By Cindy Ladage
Everyone needs a go-to guy or gal when it comes time to working on equipment or research. For me, when trying to learn about history, I look to a lot of resources. During the pandemic, we had to resort to tractor manuals, online videos and the ever-helpful YouTube videos. It just wasn’t always possible to connect with personal contacts, but there is nothing like the personal contact with that helpful someone to get right to the heart of the matter when trying to learn what you need to know.
For me, when trying to learn about history in the Galesburg/ Mendota and Freeport area, I turn to historian Rex Cherrington, who is a wonderful source of information about agricultural companies in the surrounding areas. I can learn more from Rex in a 10-minute conversation that in an hour on the computer. I also call on auctioneer Kurt Aumann to learn about trends in agricultural equipment, and editor Chad Elmore as a resource for technical and historical information. When it comes to mechanical and engineering questions about equipment, I look to Kent Jansen, of Jansen Brothers Garage in Sigel, Ill., or friend Mark Dozier. I also often call my brother-in-law Wayne Ladage, especially if the subject involves pulling tractors.
My husband Keith has an array of experts he looks to when working on equipment out in the shop. For him, it depends on the area of information he is seeking that determines who he turns to. He calls on a mechanic at Sloan’s Implement often by the name of Leonard Helmrichs, who is a two-cylinder expert. Keith also depends on Don Dixon – who they call Napa Don – from the Auburn, Ill., Napa store for help with parts, and about which is the best part to use and knowledge about its availability.
Don said that he has been operating the Auburn Napa store since 1986. “I was in the military service (the Army) before that.”
This is not the first time that Don has been singled out as the subject of a story. “Dave Baake that wrote for the Springfield State Journal Register wrote about me,” Don said. “I was Kind Dad in 2010 at the University of Illinois.”
Two of his daughters attended the time and one had written a winning essay about her father that caught Baake’s attention. Don said helping people is what he does, and what he likes to do. Don and others like him make a huge difference in collectors’ lives.
There are so many different places to turn. Expertise is hard to come by and it is important to take advantage of information when it is available. Aumann Auctions is offering a tractor school for customers to learn more about some of the older tractors. That is one opportunity for tractor guys and gals to immerse themselves for a day or two and gain knowledge of the antique tractors and learn how to care for the older machines.
Events like the winter conventions also offer workshops where experts provide topics with details on how to take care of tractors and offer history and research topics. These conferences and conventions and the summer get-togethers give collectors a chance to not only socialize, but add much needed knowledge to be able to take care of their valuable antique tractors, literature and memorabilia.
Sometimes the expert is not a collector at all, but an expert in a field like literature preservation. Keith has turned to a local bookstore owner John Paul several times to talk to him about how to preserve his literature and keep it safe and protect it in storage. When it comes to restoration, the local paint dealer is an important reference for the correct paint and primer. A body man can help with ensuring that work on a tractor or toy is done properly.

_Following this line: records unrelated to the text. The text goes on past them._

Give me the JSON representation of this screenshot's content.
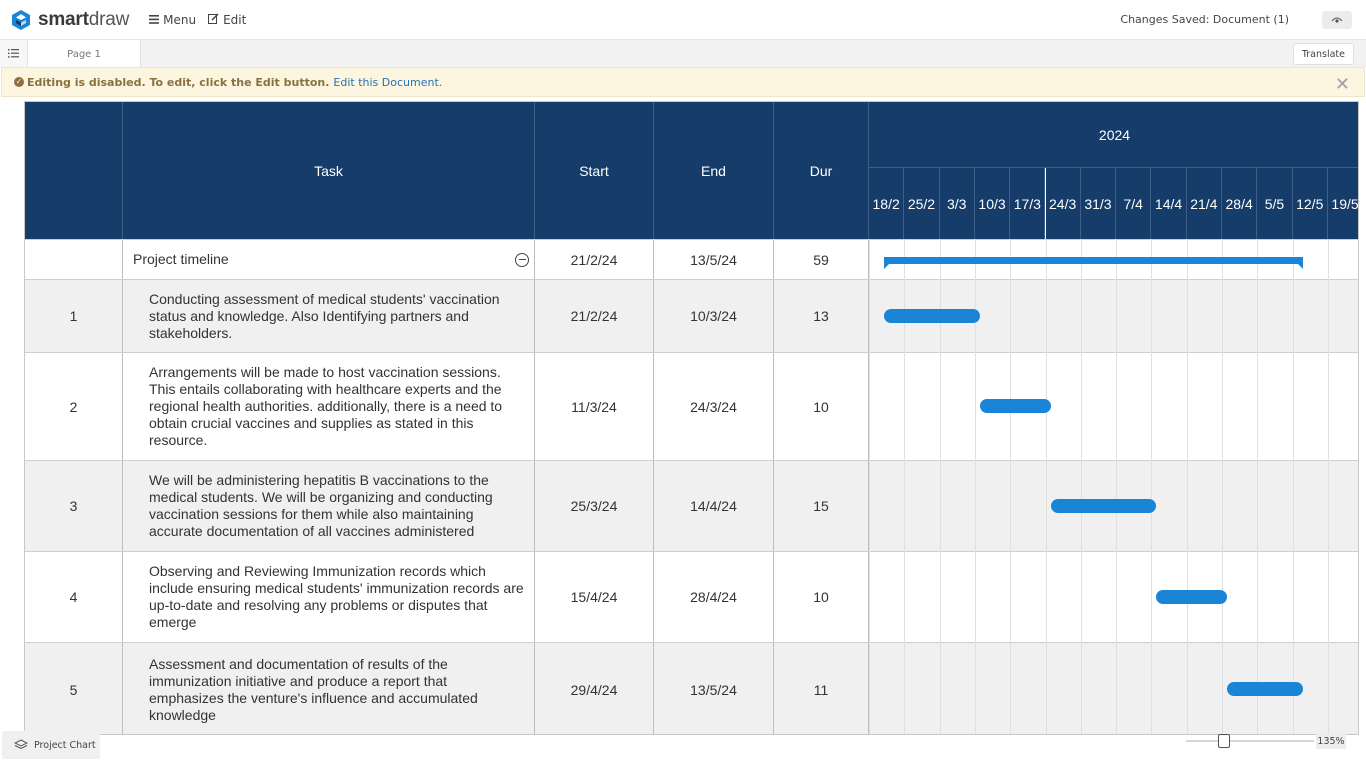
{
  "app": {
    "logo_bold": "smart",
    "logo_thin": "draw",
    "menu_label": "Menu",
    "edit_label": "Edit",
    "status": "Changes Saved: Document (1)",
    "page_tab": "Page 1",
    "translate_label": "Translate"
  },
  "notice": {
    "message": "Editing is disabled. To edit, click the Edit button.",
    "link": "Edit this Document",
    "trailing": "."
  },
  "gantt": {
    "headers": {
      "task": "Task",
      "start": "Start",
      "end": "End",
      "dur": "Dur",
      "year": "2024"
    },
    "weeks": [
      "18/2",
      "25/2",
      "3/3",
      "10/3",
      "17/3",
      "24/3",
      "31/3",
      "7/4",
      "14/4",
      "21/4",
      "28/4",
      "5/5",
      "12/5",
      "19/5"
    ],
    "summary": {
      "task": "Project timeline",
      "start": "21/2/24",
      "end": "13/5/24",
      "dur": "59"
    },
    "rows": [
      {
        "num": "1",
        "task": "Conducting assessment of medical students' vaccination status and knowledge. Also Identifying partners and stakeholders.",
        "start": "21/2/24",
        "end": "10/3/24",
        "dur": "13"
      },
      {
        "num": "2",
        "task": "Arrangements will be made to host vaccination sessions. This entails collaborating with healthcare experts and the regional health authorities. additionally, there is a need to obtain crucial vaccines and supplies as stated in this resource.",
        "start": "11/3/24",
        "end": "24/3/24",
        "dur": "10"
      },
      {
        "num": "3",
        "task": "We will be administering hepatitis B vaccinations to the medical students. We will be organizing and conducting vaccination sessions for them while also maintaining accurate documentation of all vaccines administered",
        "start": "25/3/24",
        "end": "14/4/24",
        "dur": "15"
      },
      {
        "num": "4",
        "task": "Observing and Reviewing Immunization records which include ensuring medical students' immunization records are up-to-date and resolving any problems or disputes that emerge",
        "start": "15/4/24",
        "end": "28/4/24",
        "dur": "10"
      },
      {
        "num": "5",
        "task": "Assessment and documentation of results of the immunization initiative and produce a report that emphasizes the venture's influence and accumulated knowledge",
        "start": "29/4/24",
        "end": "13/5/24",
        "dur": "11"
      }
    ]
  },
  "bottom": {
    "layer_label": "Project Chart",
    "zoom": "135%"
  },
  "colors": {
    "header_bg": "#163c6a",
    "bar": "#1a85d6",
    "notice_bg": "#fcf6e0"
  }
}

Librarians can provide immeasurable assistance when it comes to finding pictures and trying to locate that historical information you require to get to the bottom of that burning question you need to know.
So, who is it for you that is your go to guy or gal? Who helps you when you are in a clinch and has helped you over the hump when you couldn’t get the answer you needed? Make sure to say thank you to him or her because for a long time, we were without access to the assistance we needed, and today, we can see the people we need and can be thankful for that.